WORK REQUIRED:
Which lines of the data below hold "JSON"? Copy each of them.

RECORDS PROVIDED:
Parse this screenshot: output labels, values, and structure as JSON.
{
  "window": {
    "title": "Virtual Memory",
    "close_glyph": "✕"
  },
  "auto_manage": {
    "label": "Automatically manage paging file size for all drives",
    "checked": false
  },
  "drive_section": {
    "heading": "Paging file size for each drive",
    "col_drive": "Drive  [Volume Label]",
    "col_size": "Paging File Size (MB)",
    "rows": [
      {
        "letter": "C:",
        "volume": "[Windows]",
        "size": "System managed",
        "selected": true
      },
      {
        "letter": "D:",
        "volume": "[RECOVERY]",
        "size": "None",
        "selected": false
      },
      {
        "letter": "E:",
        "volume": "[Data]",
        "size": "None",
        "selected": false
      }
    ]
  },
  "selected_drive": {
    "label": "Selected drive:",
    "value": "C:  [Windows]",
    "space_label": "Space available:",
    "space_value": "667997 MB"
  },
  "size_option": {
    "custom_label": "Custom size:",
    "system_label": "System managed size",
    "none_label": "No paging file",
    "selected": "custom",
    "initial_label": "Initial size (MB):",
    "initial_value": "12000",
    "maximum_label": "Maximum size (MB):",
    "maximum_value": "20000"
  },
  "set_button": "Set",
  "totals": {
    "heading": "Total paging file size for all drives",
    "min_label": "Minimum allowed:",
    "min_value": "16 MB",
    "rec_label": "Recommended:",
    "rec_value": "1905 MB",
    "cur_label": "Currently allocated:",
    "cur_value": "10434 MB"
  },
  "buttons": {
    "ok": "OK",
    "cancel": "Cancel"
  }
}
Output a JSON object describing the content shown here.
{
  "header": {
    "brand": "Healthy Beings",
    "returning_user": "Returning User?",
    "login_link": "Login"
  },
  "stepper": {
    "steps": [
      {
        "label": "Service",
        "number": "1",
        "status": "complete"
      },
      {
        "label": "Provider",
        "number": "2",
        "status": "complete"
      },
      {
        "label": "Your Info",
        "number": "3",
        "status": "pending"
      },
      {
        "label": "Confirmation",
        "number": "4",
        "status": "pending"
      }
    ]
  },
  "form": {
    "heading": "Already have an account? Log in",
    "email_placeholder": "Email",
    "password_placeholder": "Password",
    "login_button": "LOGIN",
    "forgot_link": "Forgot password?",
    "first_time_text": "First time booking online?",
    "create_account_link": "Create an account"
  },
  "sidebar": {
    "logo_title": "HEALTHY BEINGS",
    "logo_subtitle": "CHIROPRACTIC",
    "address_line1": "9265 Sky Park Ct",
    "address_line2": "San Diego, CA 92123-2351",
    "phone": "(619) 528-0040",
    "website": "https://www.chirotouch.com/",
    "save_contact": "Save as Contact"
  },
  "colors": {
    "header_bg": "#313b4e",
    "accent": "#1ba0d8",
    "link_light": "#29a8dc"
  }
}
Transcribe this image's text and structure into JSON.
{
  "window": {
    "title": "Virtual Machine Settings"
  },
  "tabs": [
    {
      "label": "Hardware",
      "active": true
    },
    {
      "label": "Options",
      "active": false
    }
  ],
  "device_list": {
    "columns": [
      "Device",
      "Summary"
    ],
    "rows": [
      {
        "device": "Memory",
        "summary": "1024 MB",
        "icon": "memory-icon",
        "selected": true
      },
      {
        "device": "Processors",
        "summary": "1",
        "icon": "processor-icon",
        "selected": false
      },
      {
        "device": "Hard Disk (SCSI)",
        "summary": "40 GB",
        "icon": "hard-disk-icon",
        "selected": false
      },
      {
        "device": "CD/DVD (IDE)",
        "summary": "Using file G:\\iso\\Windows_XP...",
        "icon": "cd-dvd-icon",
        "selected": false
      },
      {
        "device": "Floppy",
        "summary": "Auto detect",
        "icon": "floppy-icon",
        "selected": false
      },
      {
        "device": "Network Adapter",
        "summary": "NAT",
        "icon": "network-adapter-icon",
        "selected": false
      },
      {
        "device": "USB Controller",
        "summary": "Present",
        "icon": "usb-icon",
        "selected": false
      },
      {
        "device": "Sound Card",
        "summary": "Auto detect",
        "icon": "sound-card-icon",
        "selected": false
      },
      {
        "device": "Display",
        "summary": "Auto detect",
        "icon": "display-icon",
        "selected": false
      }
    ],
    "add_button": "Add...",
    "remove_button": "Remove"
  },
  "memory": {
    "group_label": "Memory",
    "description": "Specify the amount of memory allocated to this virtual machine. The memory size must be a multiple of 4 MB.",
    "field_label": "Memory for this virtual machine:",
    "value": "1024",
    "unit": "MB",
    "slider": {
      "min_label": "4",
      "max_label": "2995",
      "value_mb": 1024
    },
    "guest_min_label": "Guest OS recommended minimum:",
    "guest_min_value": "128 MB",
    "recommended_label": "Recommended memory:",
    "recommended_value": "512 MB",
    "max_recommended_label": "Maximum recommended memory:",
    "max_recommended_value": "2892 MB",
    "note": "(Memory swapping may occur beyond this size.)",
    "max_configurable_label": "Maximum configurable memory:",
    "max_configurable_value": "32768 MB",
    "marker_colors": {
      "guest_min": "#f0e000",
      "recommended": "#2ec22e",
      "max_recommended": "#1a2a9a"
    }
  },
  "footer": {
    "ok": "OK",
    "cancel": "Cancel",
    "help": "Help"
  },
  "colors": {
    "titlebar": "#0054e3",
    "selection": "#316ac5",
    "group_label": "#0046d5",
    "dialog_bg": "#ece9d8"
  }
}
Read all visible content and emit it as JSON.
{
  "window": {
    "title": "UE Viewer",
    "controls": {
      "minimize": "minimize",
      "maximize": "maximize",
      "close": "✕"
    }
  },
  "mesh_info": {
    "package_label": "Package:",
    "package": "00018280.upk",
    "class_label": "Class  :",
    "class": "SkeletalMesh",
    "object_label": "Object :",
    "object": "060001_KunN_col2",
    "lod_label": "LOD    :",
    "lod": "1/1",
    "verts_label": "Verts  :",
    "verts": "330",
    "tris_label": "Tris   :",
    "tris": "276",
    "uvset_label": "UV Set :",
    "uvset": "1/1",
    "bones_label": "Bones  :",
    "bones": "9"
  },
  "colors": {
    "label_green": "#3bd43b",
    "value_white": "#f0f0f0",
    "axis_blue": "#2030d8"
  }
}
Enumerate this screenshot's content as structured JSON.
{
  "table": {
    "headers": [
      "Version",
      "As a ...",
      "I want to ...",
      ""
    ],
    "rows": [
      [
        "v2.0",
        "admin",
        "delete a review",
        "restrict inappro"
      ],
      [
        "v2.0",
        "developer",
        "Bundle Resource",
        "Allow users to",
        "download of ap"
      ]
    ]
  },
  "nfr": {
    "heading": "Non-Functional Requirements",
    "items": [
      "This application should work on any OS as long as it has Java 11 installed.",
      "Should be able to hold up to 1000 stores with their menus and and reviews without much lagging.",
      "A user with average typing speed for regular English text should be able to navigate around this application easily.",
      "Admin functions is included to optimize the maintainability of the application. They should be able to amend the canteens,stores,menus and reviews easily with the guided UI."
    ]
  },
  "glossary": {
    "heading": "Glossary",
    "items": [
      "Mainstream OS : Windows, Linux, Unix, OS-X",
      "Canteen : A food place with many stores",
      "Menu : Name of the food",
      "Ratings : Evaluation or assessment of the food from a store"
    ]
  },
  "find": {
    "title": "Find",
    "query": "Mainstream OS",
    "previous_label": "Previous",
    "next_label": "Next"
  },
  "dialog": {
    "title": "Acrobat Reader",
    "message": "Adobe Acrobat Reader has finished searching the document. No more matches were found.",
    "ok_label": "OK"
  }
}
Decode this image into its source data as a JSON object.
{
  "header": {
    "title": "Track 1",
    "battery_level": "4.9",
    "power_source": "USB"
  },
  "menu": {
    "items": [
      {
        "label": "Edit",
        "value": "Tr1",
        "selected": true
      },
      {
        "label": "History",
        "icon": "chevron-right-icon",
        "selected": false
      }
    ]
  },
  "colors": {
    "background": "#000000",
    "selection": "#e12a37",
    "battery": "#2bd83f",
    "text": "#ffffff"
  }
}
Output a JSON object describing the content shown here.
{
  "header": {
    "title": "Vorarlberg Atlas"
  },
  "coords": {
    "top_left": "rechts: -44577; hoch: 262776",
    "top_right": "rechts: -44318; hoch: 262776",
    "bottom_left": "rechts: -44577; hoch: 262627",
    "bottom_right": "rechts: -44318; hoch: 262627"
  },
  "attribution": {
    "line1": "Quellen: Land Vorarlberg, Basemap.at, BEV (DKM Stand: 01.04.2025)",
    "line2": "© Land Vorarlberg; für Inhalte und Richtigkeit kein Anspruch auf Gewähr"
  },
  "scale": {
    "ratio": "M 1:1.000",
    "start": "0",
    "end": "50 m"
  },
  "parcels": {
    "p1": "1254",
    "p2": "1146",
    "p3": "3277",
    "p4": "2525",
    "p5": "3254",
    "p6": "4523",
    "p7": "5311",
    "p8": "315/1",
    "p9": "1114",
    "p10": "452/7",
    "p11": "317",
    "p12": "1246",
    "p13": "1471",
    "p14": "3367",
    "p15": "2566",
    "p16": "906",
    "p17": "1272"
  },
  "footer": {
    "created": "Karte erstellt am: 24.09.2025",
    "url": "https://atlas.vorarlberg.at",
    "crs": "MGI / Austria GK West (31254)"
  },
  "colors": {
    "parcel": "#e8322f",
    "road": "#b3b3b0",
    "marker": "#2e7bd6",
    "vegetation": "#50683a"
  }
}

RESPONSE FOR THIS EXERCISE:
Parse this screenshot: output labels, values, and structure as JSON.
Output a JSON object describing the content shown here.
Transcribe this image's text and structure into JSON.
Read all visible content and emit it as JSON.
Enumerate this screenshot's content as structured JSON.
Decode this image into its source data as a JSON object.
Output a JSON object describing the content shown here.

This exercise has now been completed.